### Your instructions
Within these entries, which lines include the string "JSON"? Copy each one.

═════ Records to process ═════

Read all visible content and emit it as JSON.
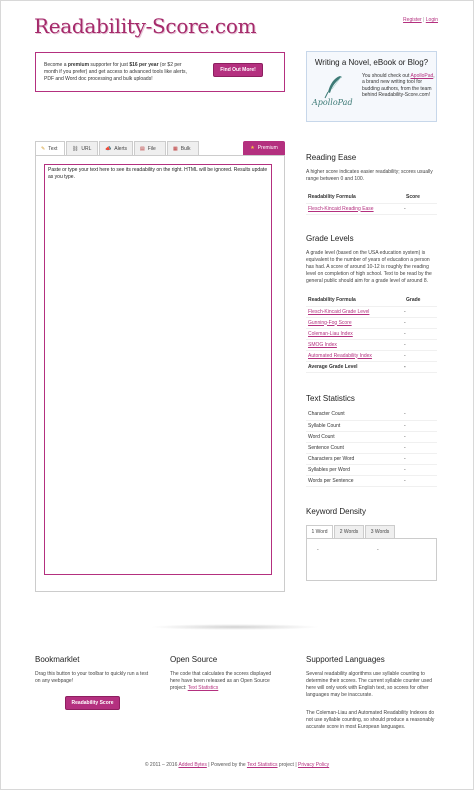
{
  "header": {
    "logo": "Readability-Score.com",
    "register": "Register",
    "separator": "|",
    "login": "Login"
  },
  "promo": {
    "text_1": "Become a ",
    "premium": "premium",
    "text_2": " supporter for just ",
    "price": "$16 per year",
    "text_3": " (or $2 per month if you prefer) and get access to advanced tools like alerts, PDF and Word doc processing and bulk uploads!",
    "button": "Find Out More!"
  },
  "novel": {
    "title": "Writing a Novel, eBook or Blog?",
    "brand": "ApolloPad",
    "text_1": "You should check out ",
    "link": "ApolloPad",
    "text_2": ", a brand new writing tool for budding authors, from the team behind Readability-Score.com!"
  },
  "tabs": [
    {
      "label": "Text",
      "icon": "pencil-icon"
    },
    {
      "label": "URL",
      "icon": "link-icon"
    },
    {
      "label": "Alerts",
      "icon": "megaphone-icon"
    },
    {
      "label": "File",
      "icon": "file-icon"
    },
    {
      "label": "Bulk",
      "icon": "bulk-icon"
    }
  ],
  "premium_tab": "Premium",
  "editor": {
    "text": "Paste or type your text here to see its readability on the right. HTML will be ignored. Results update as you type."
  },
  "reading_ease": {
    "title": "Reading Ease",
    "description": "A higher score indicates easier readability; scores usually range between 0 and 100.",
    "col_formula": "Readability Formula",
    "col_score": "Score",
    "rows": [
      {
        "name": "Flesch-Kincaid Reading Ease",
        "value": "-"
      }
    ]
  },
  "grade_levels": {
    "title": "Grade Levels",
    "description": "A grade level (based on the USA education system) is equivalent to the number of years of education a person has had. A score of around 10-12 is roughly the reading level on completion of high school. Text to be read by the general public should aim for a grade level of around 8.",
    "col_formula": "Readability Formula",
    "col_grade": "Grade",
    "rows": [
      {
        "name": "Flesch-Kincaid Grade Level",
        "value": "-"
      },
      {
        "name": "Gunning-Fog Score",
        "value": "-"
      },
      {
        "name": "Coleman-Liau Index",
        "value": "-"
      },
      {
        "name": "SMOG Index",
        "value": "-"
      },
      {
        "name": "Automated Readability Index",
        "value": "-"
      }
    ],
    "average_label": "Average Grade Level",
    "average_value": "-"
  },
  "text_statistics": {
    "title": "Text Statistics",
    "rows": [
      {
        "name": "Character Count",
        "value": "-"
      },
      {
        "name": "Syllable Count",
        "value": "-"
      },
      {
        "name": "Word Count",
        "value": "-"
      },
      {
        "name": "Sentence Count",
        "value": "-"
      },
      {
        "name": "Characters per Word",
        "value": "-"
      },
      {
        "name": "Syllables per Word",
        "value": "-"
      },
      {
        "name": "Words per Sentence",
        "value": "-"
      }
    ]
  },
  "keyword_density": {
    "title": "Keyword Density",
    "tabs": [
      "1 Word",
      "2 Words",
      "3 Words"
    ],
    "value_1": "-",
    "value_2": "-"
  },
  "footer": {
    "bookmarklet_title": "Bookmarklet",
    "bookmarklet_text": "Drag this button to your toolbar to quickly run a test on any webpage!",
    "bookmarklet_button": "Readability Score",
    "open_source_title": "Open Source",
    "open_source_text": "The code that calculates the scores displayed here have been released as an Open Source project: ",
    "open_source_link": "Text Statistics",
    "languages_title": "Supported Languages",
    "languages_text_1": "Several readability algorithms use syllable counting to determine their scores. The current syllable counter used here will only work with English text, so scores for other languages may be inaccurate.",
    "languages_text_2": "The Coleman-Liau and Automated Readability Indexes do not use syllable counting, so should produce a reasonably accurate score in most European languages.",
    "copyright_1": "© 2011 – 2016 ",
    "added_bytes": "Added Bytes",
    "copyright_2": "  |  Powered by the ",
    "text_statistics": "Text Statistics",
    "copyright_3": " project  |  ",
    "privacy": "Privacy Policy"
  },
  "colors": {
    "brand": "#b4307f",
    "logo": "#a52a6b",
    "novel_bg": "#f5f8fc"
  }
}
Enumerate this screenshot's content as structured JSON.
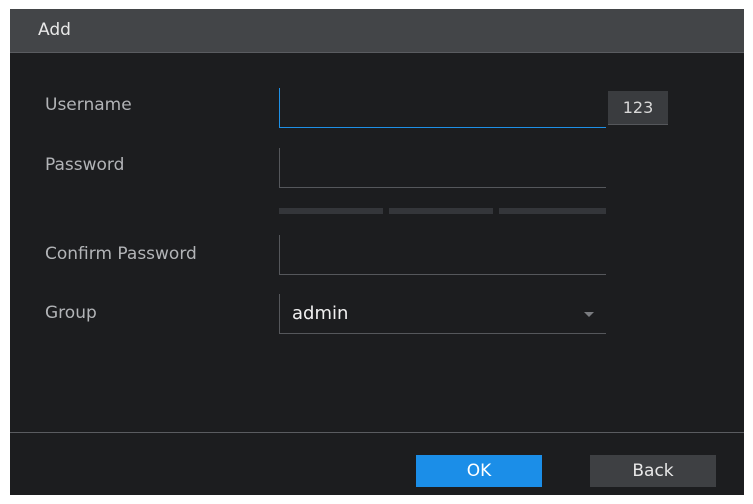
{
  "dialog": {
    "title": "Add"
  },
  "form": {
    "username_label": "Username",
    "username_value": "",
    "keyboard_button": "123",
    "password_label": "Password",
    "password_value": "",
    "confirm_label": "Confirm Password",
    "confirm_value": "",
    "group_label": "Group",
    "group_value": "admin"
  },
  "buttons": {
    "ok": "OK",
    "back": "Back"
  },
  "colors": {
    "accent": "#1b8ee8",
    "background": "#1c1d1f",
    "title_bar": "#434548"
  }
}
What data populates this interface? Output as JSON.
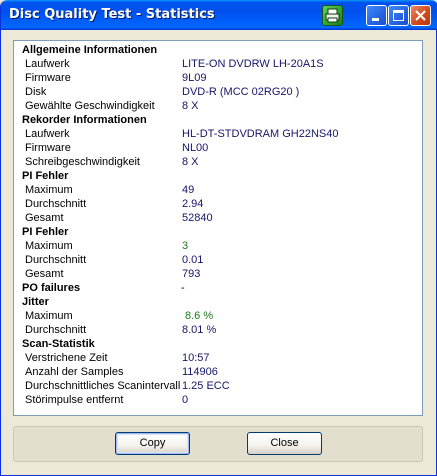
{
  "window": {
    "title": "Disc Quality Test - Statistics"
  },
  "sections": {
    "general": {
      "heading": "Allgemeine Informationen",
      "rows": [
        {
          "label": "Laufwerk",
          "value": "LITE-ON DVDRW LH-20A1S"
        },
        {
          "label": "Firmware",
          "value": "9L09"
        },
        {
          "label": "Disk",
          "value": "DVD-R (MCC 02RG20  )"
        },
        {
          "label": "Gewählte Geschwindigkeit",
          "value": "8 X"
        }
      ]
    },
    "recorder": {
      "heading": "Rekorder Informationen",
      "rows": [
        {
          "label": "Laufwerk",
          "value": "HL-DT-STDVDRAM GH22NS40"
        },
        {
          "label": "Firmware",
          "value": "NL00"
        },
        {
          "label": "Schreibgeschwindigkeit",
          "value": "8 X"
        }
      ]
    },
    "pi_errors": {
      "heading": "PI Fehler",
      "rows": [
        {
          "label": "Maximum",
          "value": "49"
        },
        {
          "label": "Durchschnitt",
          "value": "2.94"
        },
        {
          "label": "Gesamt",
          "value": "52840"
        }
      ]
    },
    "pi_failures": {
      "heading": "PI Fehler",
      "rows": [
        {
          "label": "Maximum",
          "value": "3"
        },
        {
          "label": "Durchschnitt",
          "value": "0.01"
        },
        {
          "label": "Gesamt",
          "value": "793"
        }
      ]
    },
    "po_failures": {
      "heading": "PO failures",
      "value": "-"
    },
    "jitter": {
      "heading": "Jitter",
      "rows": [
        {
          "label": "Maximum",
          "value": "8.6 %"
        },
        {
          "label": "Durchschnitt",
          "value": "8.01 %"
        }
      ]
    },
    "scan": {
      "heading": "Scan-Statistik",
      "rows": [
        {
          "label": "Verstrichene Zeit",
          "value": "10:57"
        },
        {
          "label": "Anzahl der Samples",
          "value": "114906"
        },
        {
          "label": "Durchschnittliches Scanintervall",
          "value": "1.25 ECC"
        },
        {
          "label": "Störimpulse entfernt",
          "value": "0"
        }
      ]
    }
  },
  "buttons": {
    "copy": "Copy",
    "close": "Close"
  },
  "colors": {
    "value_text": "#17156a",
    "value_green": "#1e7a1e",
    "titlebar": "#0053ee"
  },
  "icons": {
    "print": "printer-icon",
    "minimize": "minimize-icon",
    "maximize": "maximize-icon",
    "close": "close-icon"
  }
}
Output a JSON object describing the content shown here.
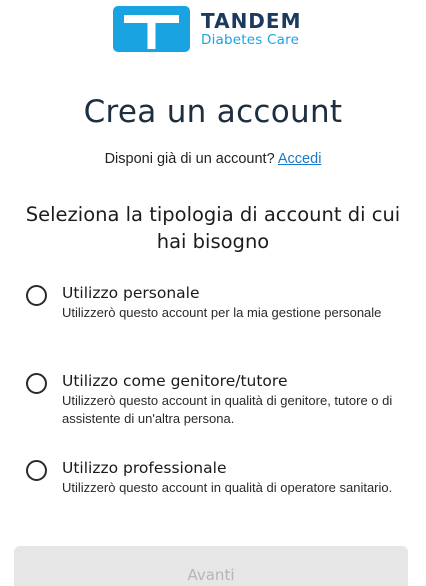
{
  "brand": {
    "name": "TANDEM",
    "subtitle": "Diabetes Care",
    "icon": "tandem-logo-t",
    "colors": {
      "primary": "#1aa3e1",
      "dark": "#1c3a5e"
    }
  },
  "header": {
    "title": "Crea un account",
    "signin_prompt": "Disponi già di un account?",
    "signin_link": "Accedi"
  },
  "question": "Seleziona la tipologia di account di cui hai bisogno",
  "options": [
    {
      "label": "Utilizzo personale",
      "description": "Utilizzerò questo account per la mia gestione personale",
      "selected": false
    },
    {
      "label": "Utilizzo come genitore/tutore",
      "description": "Utilizzerò questo account in qualità di genitore, tutore o di assistente di un'altra persona.",
      "selected": false
    },
    {
      "label": "Utilizzo professionale",
      "description": "Utilizzerò questo account in qualità di operatore sanitario.",
      "selected": false
    }
  ],
  "actions": {
    "next_label": "Avanti",
    "next_enabled": false
  }
}
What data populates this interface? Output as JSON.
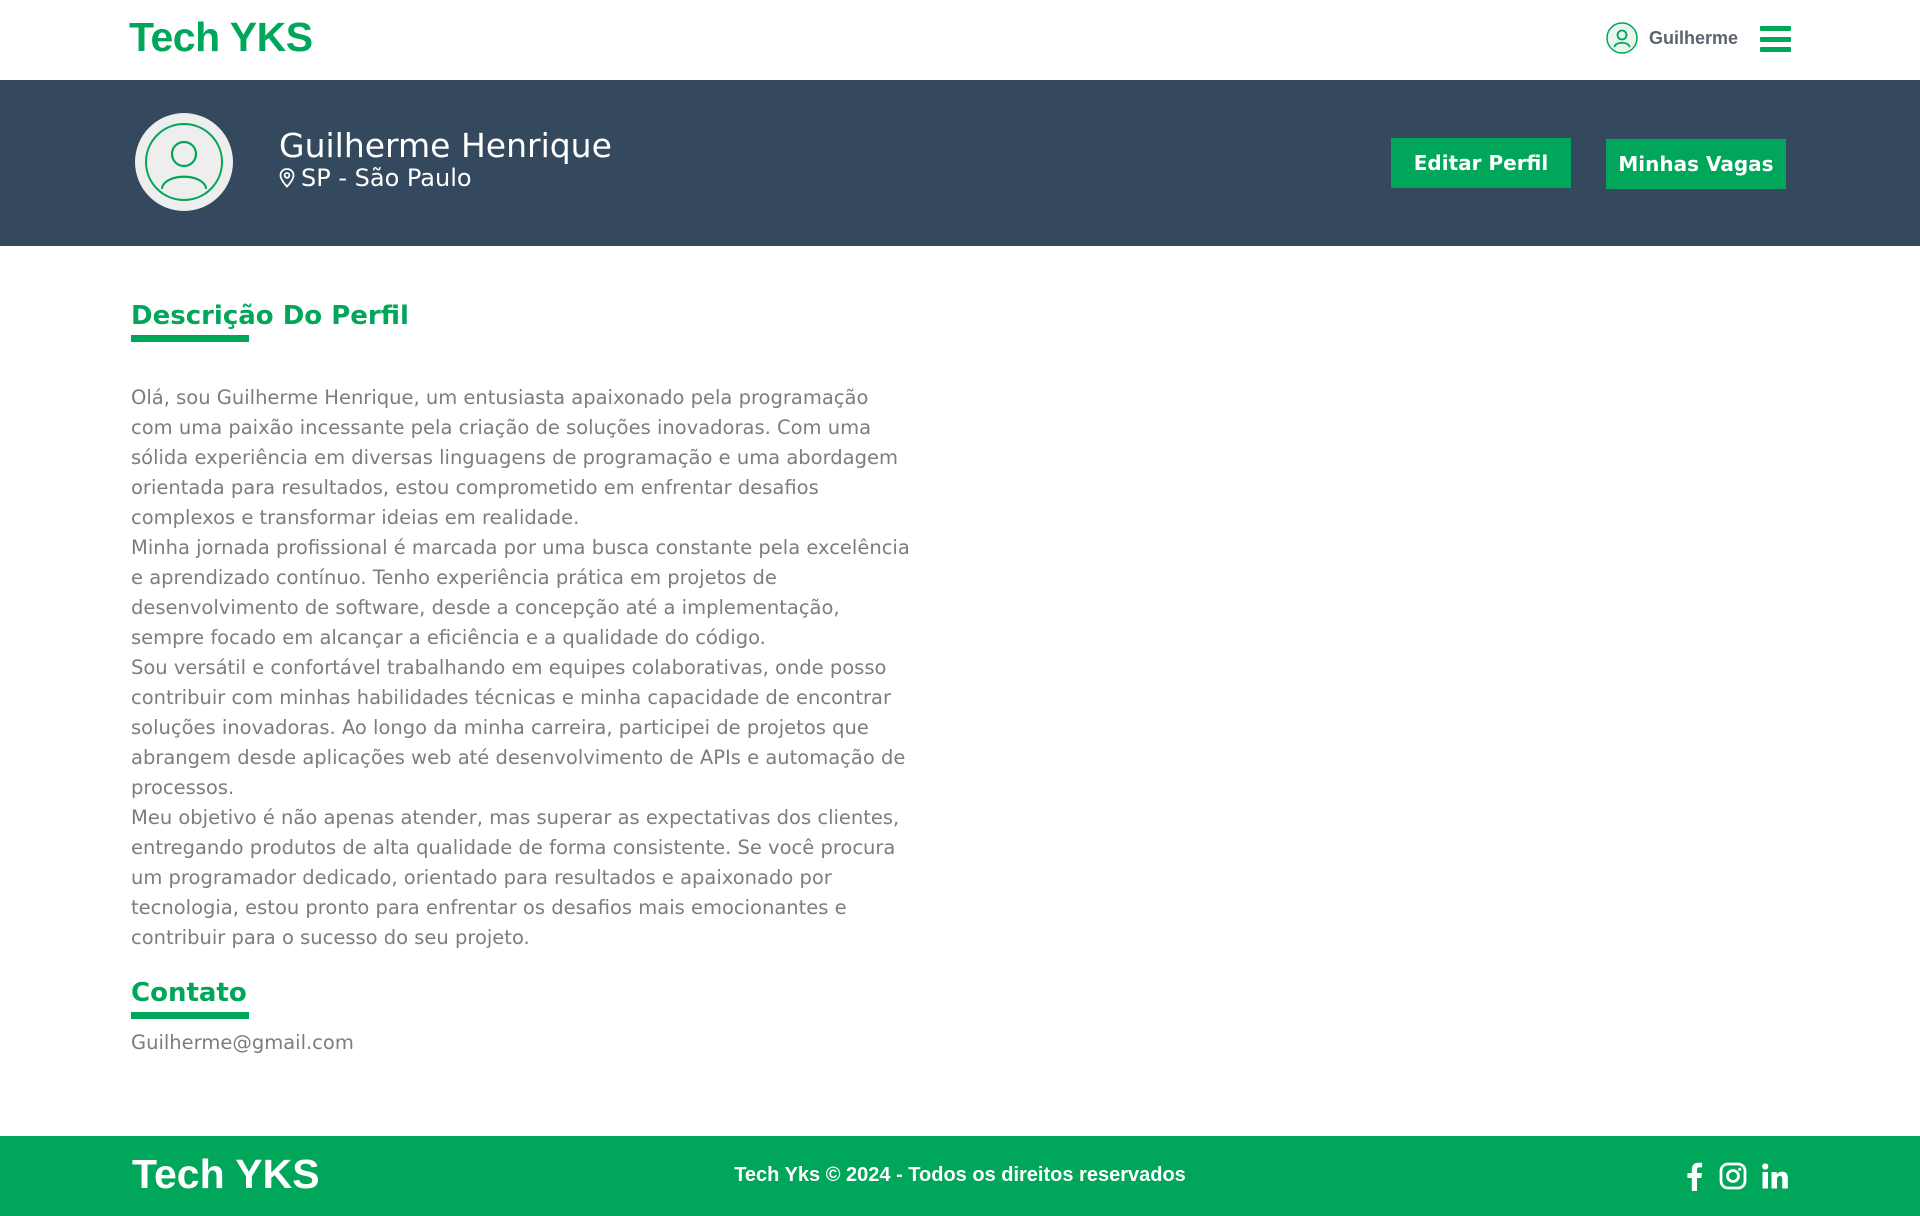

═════

### Your response
Read all visible content and emit it as JSON.
Enumerate this screenshot's content as structured JSON.
What data populates this interface? Output as JSON.
Output a JSON object describing the content shown here.
What data populates this interface? Output as JSON.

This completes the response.